Finding an in-person Turkey Trot was tricky this year, but not impossible. In the end, I had two choices: a brand new route or another 5k around Green Lake. While running in a new place was tempting, I liked the idea of being able to compare like-to-like to see if I'd progressed since the 5k I ran last month. (That route was a little short, so I was hoping for a faster pace but not necessarily a faster time.)
Matt decided to run it too, seeing as we're that annoying family that runs on Thanksgiving, after all.
We got to the park around 8:45am and picked up our bibs. The weather was cold and windy, but luckily the rain was holding off. We met up with Sarah and did a little warmup jog, but I was beginning to regret not wearing ear warmers and a heavier top.
When it was finally time to line up at the start, Matt went ahead of us in the corral. My goal was to keep a pace between 8:30 and 8:50 but I forgot to actually set the workout on my watch, so I had to just go by feel. And really, I was feeling pretty damn doubtful, despite having a good six weeks of work under my belt.
The first half mile or so felt much harder than it should have. My quads felt cold and heavy even after our warmup. Then I noticed we were keeping an 8-minute pace. Oops.
We reined it in a bit and I finally started to feel warm. I never felt good and the pace never felt easy, but that's 5ks for you.
What's there to say about a 5k? You dig in and commit to the pain, but luckily it's over in less than 30 minutes. I've run Green Lake so many times, I barely had to concentrate; I just focused on picking up my feet. The few little "hills" on the route, which usually don't even register, felt like mountains.
I started to really flag about halfway into mile two, and pulled the pace back again. The inner loop around Green Lake isn't quite three miles, so to add mileage they led us out and around the perimeter around mile 2.8, and when I say I wanted to take a walk in that last third of a mile, I really mean it. The only thing that kept me moving was wanting to keep up with Sarah, who was just ahead of me.
|Considering how much I slowed down in mile 2, I was pretty pleased with how steady mile 3 turned out to be.
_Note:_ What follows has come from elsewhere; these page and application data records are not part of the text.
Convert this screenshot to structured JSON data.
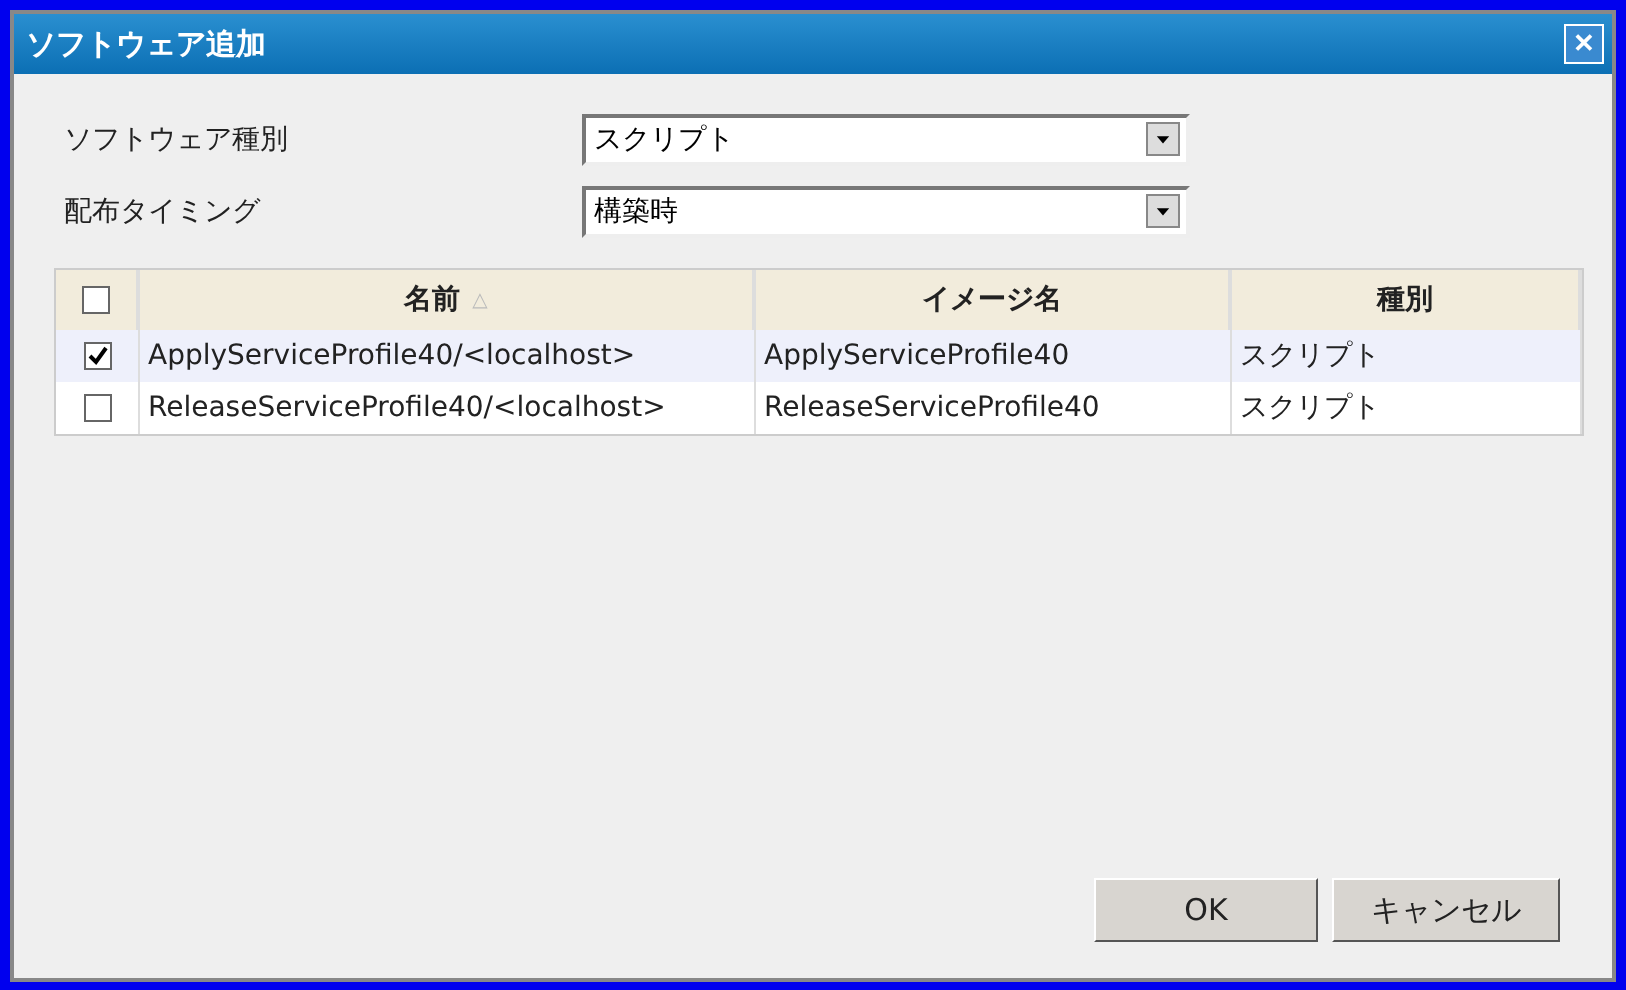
{
  "window": {
    "title": "ソフトウェア追加",
    "close": "✕"
  },
  "form": [
    {
      "label": "ソフトウェア種別",
      "value": "スクリプト"
    },
    {
      "label": "配布タイミング",
      "value": "構築時"
    }
  ],
  "table": {
    "select_all": {
      "checked": false
    },
    "columns": [
      {
        "label": "名前",
        "sort": "△"
      },
      {
        "label": "イメージ名"
      },
      {
        "label": "種別"
      }
    ],
    "rows": [
      {
        "checked": true,
        "selected": true,
        "cells": [
          "ApplyServiceProfile40/<localhost>",
          "ApplyServiceProfile40",
          "スクリプト"
        ]
      },
      {
        "checked": false,
        "selected": false,
        "cells": [
          "ReleaseServiceProfile40/<localhost>",
          "ReleaseServiceProfile40",
          "スクリプト"
        ]
      }
    ]
  },
  "buttons": [
    {
      "label": "OK"
    },
    {
      "label": "キャンセル"
    }
  ]
}
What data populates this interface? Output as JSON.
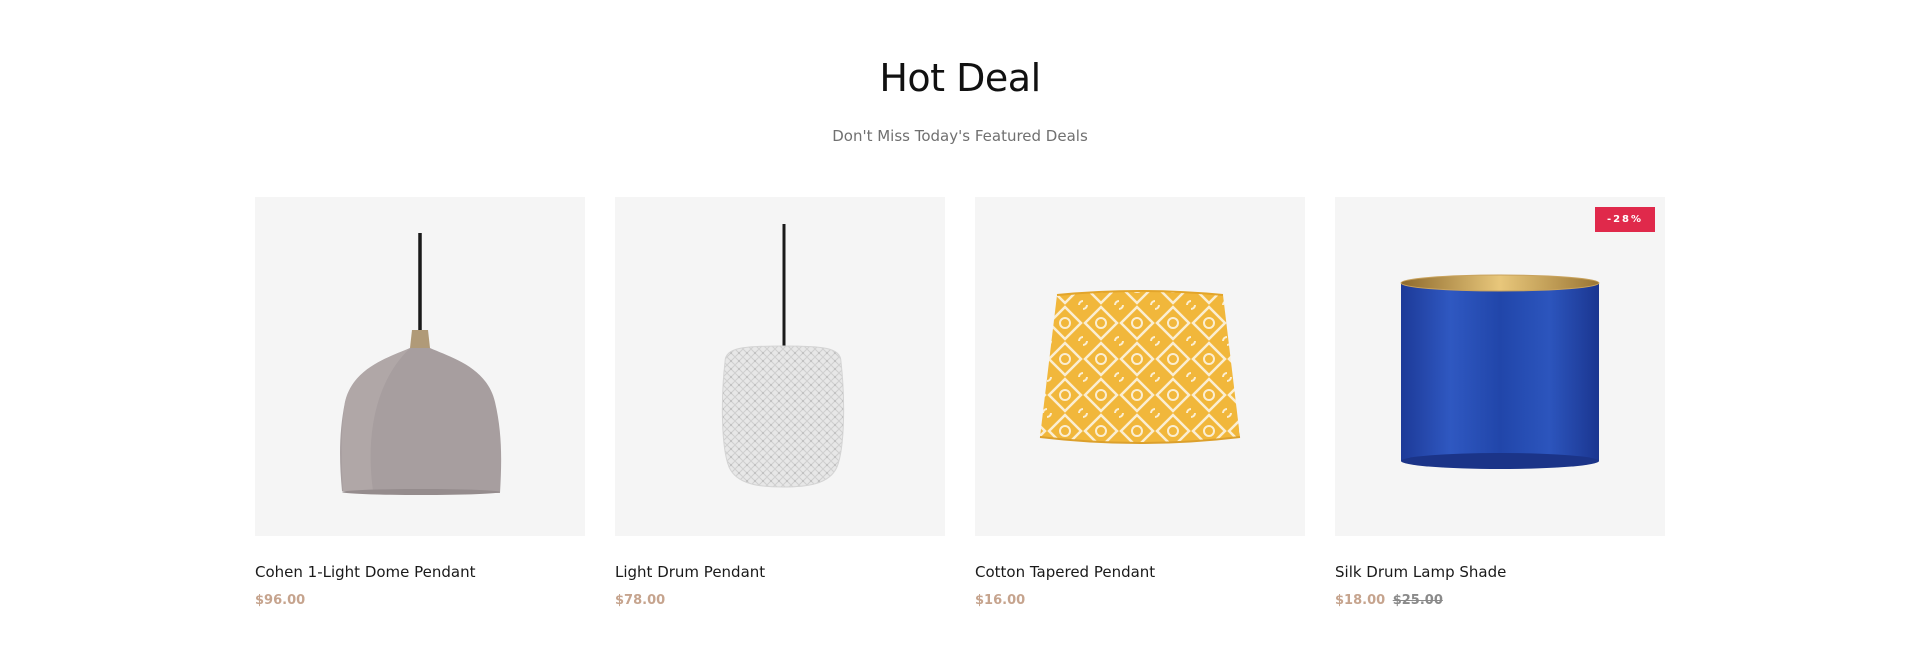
{
  "section": {
    "title": "Hot Deal",
    "subtitle": "Don't Miss Today's Featured Deals"
  },
  "products": [
    {
      "name": "Cohen 1-Light Dome Pendant",
      "price": "$96.00",
      "image_icon": "dome-pendant-lamp-icon"
    },
    {
      "name": "Light Drum Pendant",
      "price": "$78.00",
      "image_icon": "drum-pendant-lamp-icon"
    },
    {
      "name": "Cotton Tapered Pendant",
      "price": "$16.00",
      "image_icon": "tapered-lamp-shade-icon"
    },
    {
      "name": "Silk Drum Lamp Shade",
      "price": "$18.00",
      "old_price": "$25.00",
      "badge": "-28%",
      "image_icon": "drum-lamp-shade-icon"
    }
  ],
  "colors": {
    "price": "#c6a48e",
    "badge": "#e0294b",
    "image_bg": "#f5f5f5"
  }
}
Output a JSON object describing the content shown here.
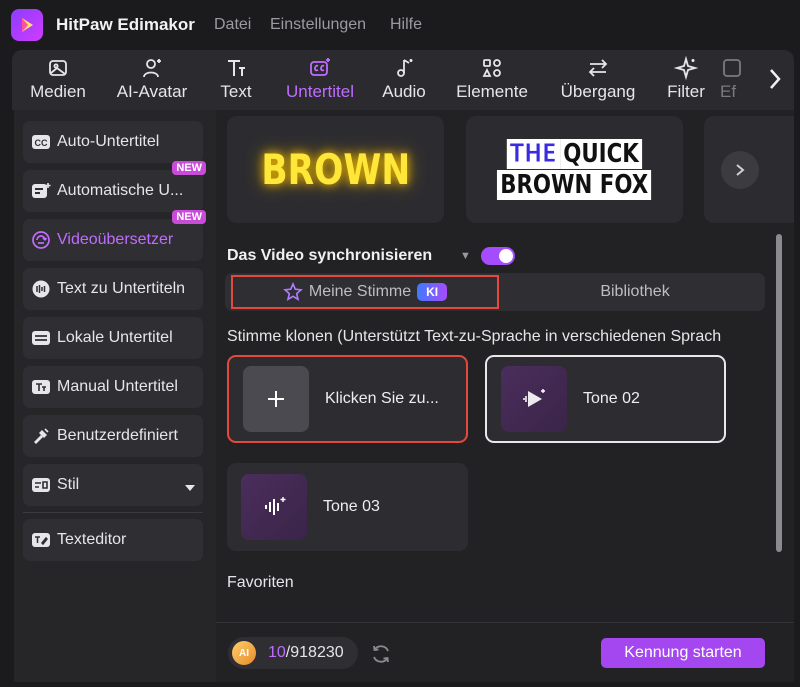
{
  "app": {
    "title": "HitPaw Edimakor"
  },
  "menu": {
    "file": "Datei",
    "settings": "Einstellungen",
    "help": "Hilfe"
  },
  "toolbar": {
    "items": [
      {
        "label": "Medien",
        "icon": "media-icon"
      },
      {
        "label": "AI-Avatar",
        "icon": "avatar-icon"
      },
      {
        "label": "Text",
        "icon": "text-icon"
      },
      {
        "label": "Untertitel",
        "icon": "subtitle-icon",
        "active": true
      },
      {
        "label": "Audio",
        "icon": "music-icon"
      },
      {
        "label": "Elemente",
        "icon": "elements-icon"
      },
      {
        "label": "Übergang",
        "icon": "transition-icon"
      },
      {
        "label": "Filter",
        "icon": "filter-icon"
      },
      {
        "label": "Ef",
        "icon": "effects-icon"
      }
    ]
  },
  "sidebar": {
    "items": [
      {
        "label": "Auto-Untertitel",
        "icon": "cc-icon"
      },
      {
        "label": "Automatische U...",
        "icon": "auto-subtitle-icon",
        "badge": "NEW"
      },
      {
        "label": "Videoübersetzer",
        "icon": "translate-icon",
        "badge": "NEW",
        "active": true
      },
      {
        "label": "Text zu Untertiteln",
        "icon": "text-to-subtitle-icon"
      },
      {
        "label": "Lokale Untertitel",
        "icon": "local-subtitle-icon"
      },
      {
        "label": "Manual Untertitel",
        "icon": "manual-subtitle-icon"
      },
      {
        "label": "Benutzerdefiniert",
        "icon": "custom-icon"
      },
      {
        "label": "Stil",
        "icon": "style-icon"
      },
      {
        "label": "Texteditor",
        "icon": "text-editor-icon"
      }
    ]
  },
  "styles": {
    "card1": "BROWN",
    "card2_line1a": "THE",
    "card2_line1b": "QUICK",
    "card2_line2": "BROWN FOX"
  },
  "sync": {
    "label": "Das Video synchronisieren",
    "enabled": true
  },
  "tabs": {
    "mine": "Meine Stimme",
    "mine_badge": "KI",
    "library": "Bibliothek"
  },
  "clone": {
    "label": "Stimme klonen (Unterstützt Text-zu-Sprache in verschiedenen Sprach"
  },
  "voices": {
    "add": "Klicken Sie zu...",
    "tone2": "Tone 02",
    "tone3": "Tone 03"
  },
  "favorites": {
    "label": "Favoriten"
  },
  "footer": {
    "coin": "AI",
    "credits_used": "10",
    "credits_total": "/918230",
    "start_button": "Kennung starten"
  },
  "colors": {
    "accent": "#a547f0",
    "highlight": "#e5483d",
    "active_text": "#c06cff"
  }
}
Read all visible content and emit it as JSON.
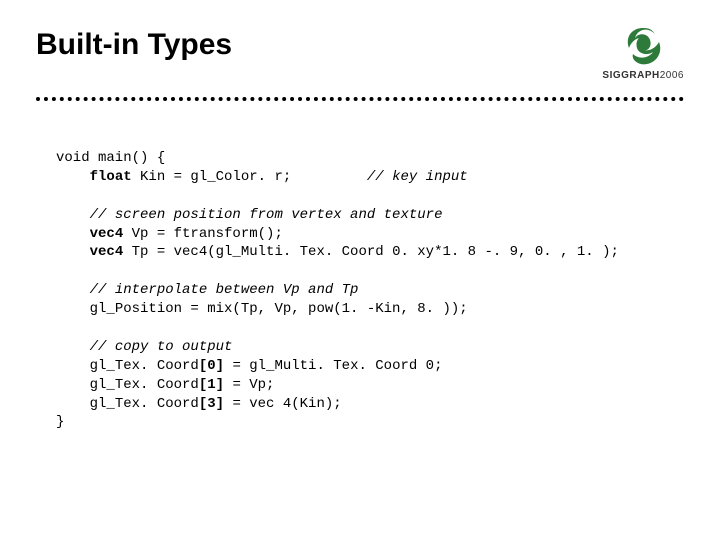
{
  "slide": {
    "title": "Built-in Types"
  },
  "logo": {
    "brand": "SIGGRAPH",
    "year": "2006"
  },
  "code": {
    "l01a": "void main() {",
    "l02kw": "float",
    "l02b": " Kin = gl_Color. r;         ",
    "l02c": "// key input",
    "l03": "",
    "l04c": "// screen position from vertex and texture",
    "l05kw": "vec4",
    "l05b": " Vp = ftransform();",
    "l06kw": "vec4",
    "l06b": " Tp = vec4(gl_Multi. Tex. Coord 0. xy*1. 8 -. 9, 0. , 1. );",
    "l07": "",
    "l08c": "// interpolate between Vp and Tp",
    "l09a": "gl_Position = mix(Tp, Vp, pow(1. -Kin, 8. ));",
    "l10": "",
    "l11c": "// copy to output",
    "l12a": "gl_Tex. Coord",
    "l12kw": "[0]",
    "l12b": " = gl_Multi. Tex. Coord 0;",
    "l13a": "gl_Tex. Coord",
    "l13kw": "[1]",
    "l13b": " = Vp;",
    "l14a": "gl_Tex. Coord",
    "l14kw": "[3]",
    "l14b": " = vec 4(Kin);",
    "l15a": "}"
  }
}
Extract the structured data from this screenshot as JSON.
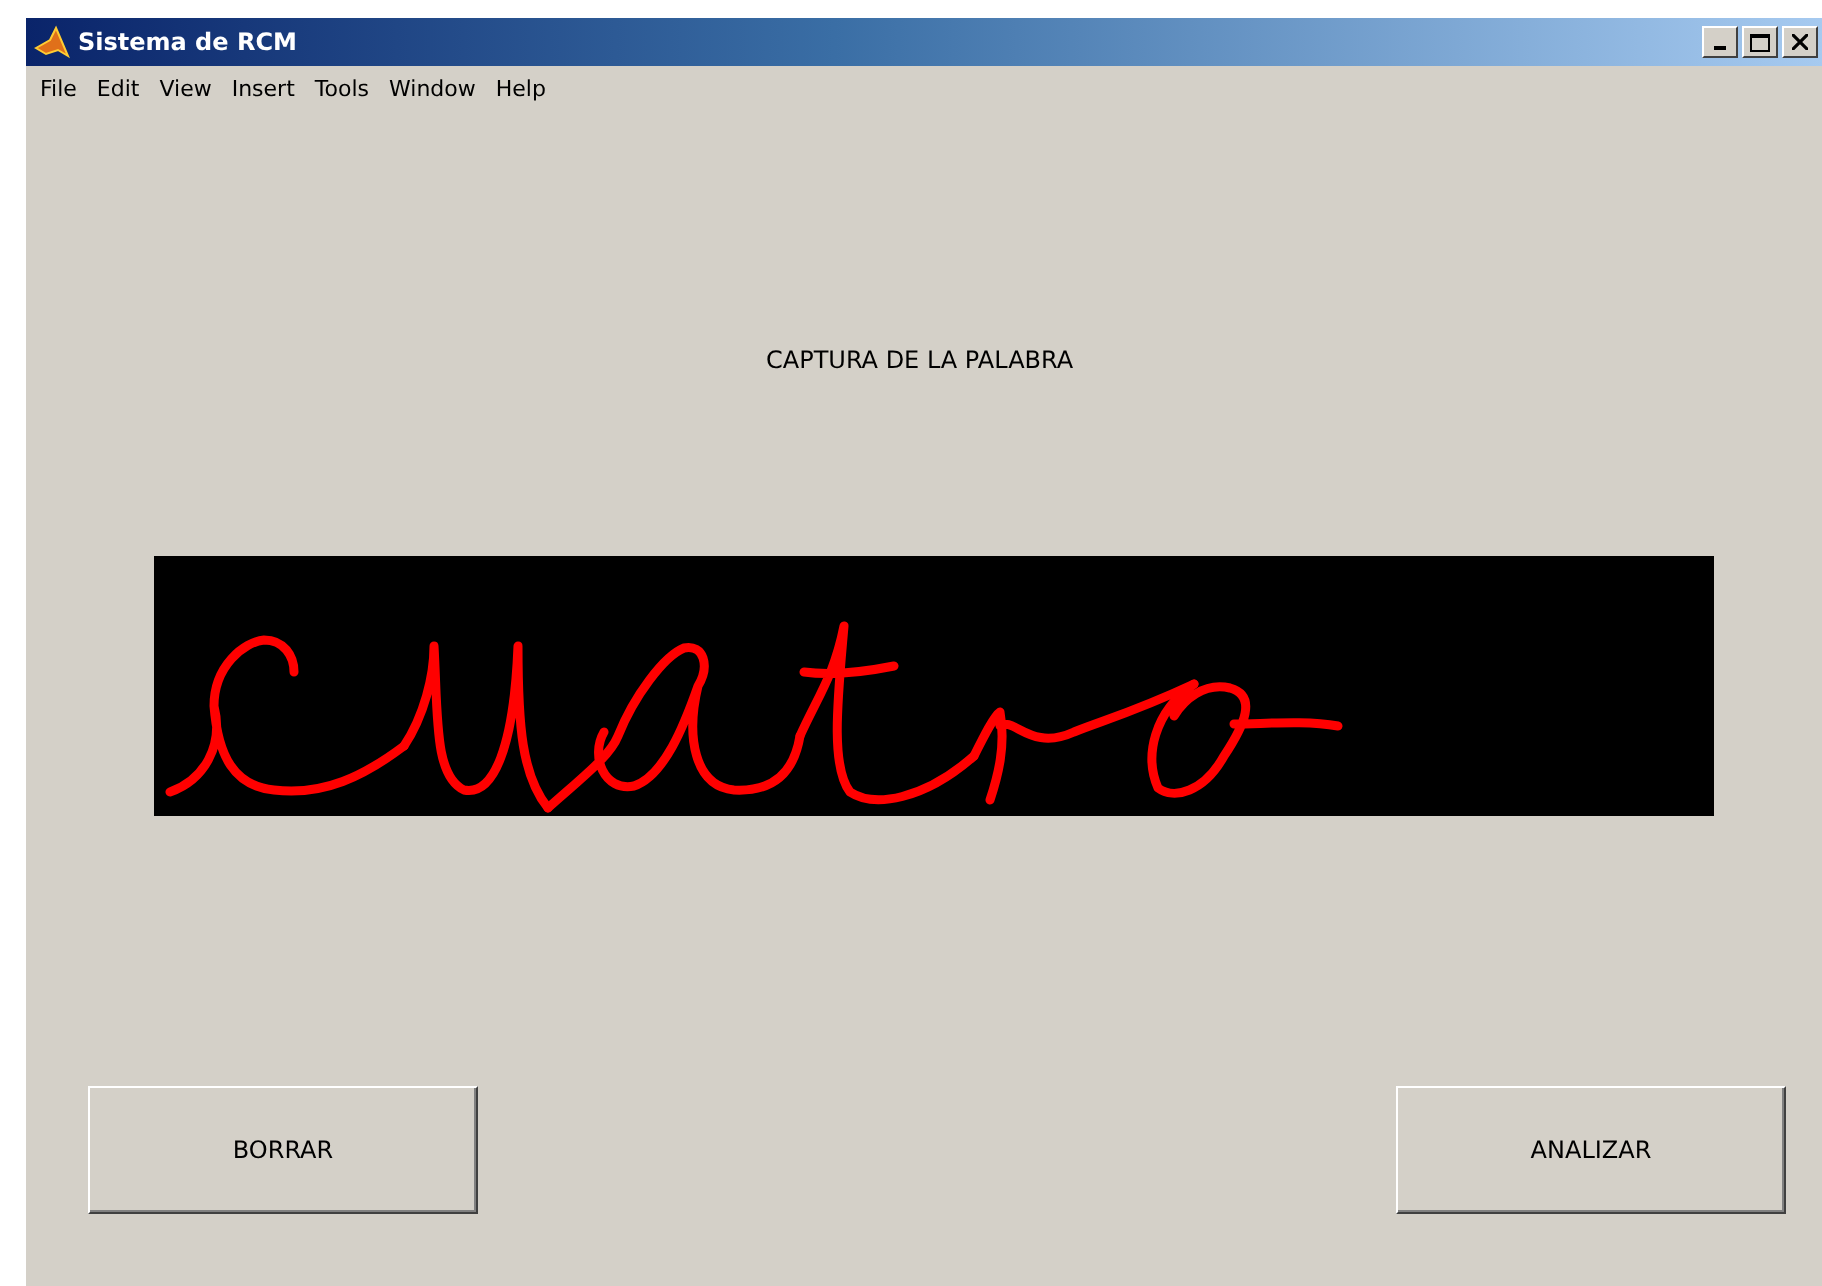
{
  "window": {
    "title": "Sistema de RCM"
  },
  "menu": [
    "File",
    "Edit",
    "View",
    "Insert",
    "Tools",
    "Window",
    "Help"
  ],
  "prompt": "CAPTURA DE LA PALABRA",
  "buttons": [
    "BORRAR",
    "ANALIZAR"
  ]
}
As we turned down the path back toward the finish line, I somehow found some energy to give myself an extra kick. (Seeing someone over my shoulder will do that for me! I refuse to be passed in the finishing chute!)
|Not today, Blondie!
While my gun time puts my pace at 8:54, my chip time and Garmin very satisfyingly show 8:50, and that's what I'm going with! I barely met my goal, and given how uncertain I was the entire time, I feel pretty proud!
I came in 7th in my age group (the woman I held off in the finishing chute crossed the starting line 1 second ahead of me, so even though I edged her out at the end, she still technically beat me. Curses!), 30/100 women, and 70/197overall. Not too shabby!
|Just as I'd hoped, I managed a faster pace than last month's 5k. Any improvement on a race of this distance is hard-earned.
After the race, we took some photos and waited for age group awards...until we realized the fasties at this race finished a good five or six minutes head of us. Sometimes I think "small race" means "less competition", and I've only ever placed in my AG at races with a couple hundred people or fewer, but I seem to forget that Seattle is a running town and people are fast.
|Matt finished in 24:19. You'd never know the last time he ran was in August.
I don't have another race on my calendar this year, so this may be the last of 2021 for me. Considering COVID had me thinking I might never race again, I can't say I'm disappointed. It's a good way to end the year.